— Could you please recommend a few ( or at least, one) book on Russia which might help the international community to understand the country better?

— It is a problem that the study of Russian abroad has declined, since the experts are fewer, they do not travel as much as before to Russia, and they can misperceive events, based on too little information, and they tend to draw hasty conclusions about long-term trends . I read BNE for good economic articles, and I note that the editor, Ben Aris, who has lived in Russia and still does, is my preferred source of news in English. In my view, ​some ​misunderstanding​s​ ​in the non-Russian press ​about Russia go very far back, drawing deeply on past perspectives. This is a mistake. There is now and will be more evidence of new generations emerging. There is the Russian millennial, who is very similar to US millennial in concerns about social welfare, and who was educated entirely in the post-Soviet era. This generation embraces the students I teach at HSE.  Also the Russian press should be more closely consulted. It ​is always very interesting in its presentation of long analytic essays; the western press does not often reflect the substance and intellectual dialogue demonstrated in these essays. ​
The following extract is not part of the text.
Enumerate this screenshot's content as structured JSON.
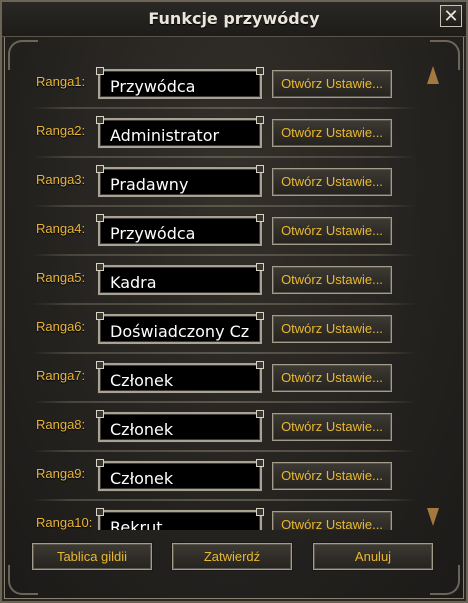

​As for western works, a Russian colleague once recommended any book on Russia by Geoffrey Hosking, who has written a great many, including on the Soviet era, and I agree. Richard Sakwa and Thomas Remington have also written a great deal, and their work is scholarly and wary of the vicissitudes of media coverage.

Anna Chernyakhovskaya, specially for HSE News Service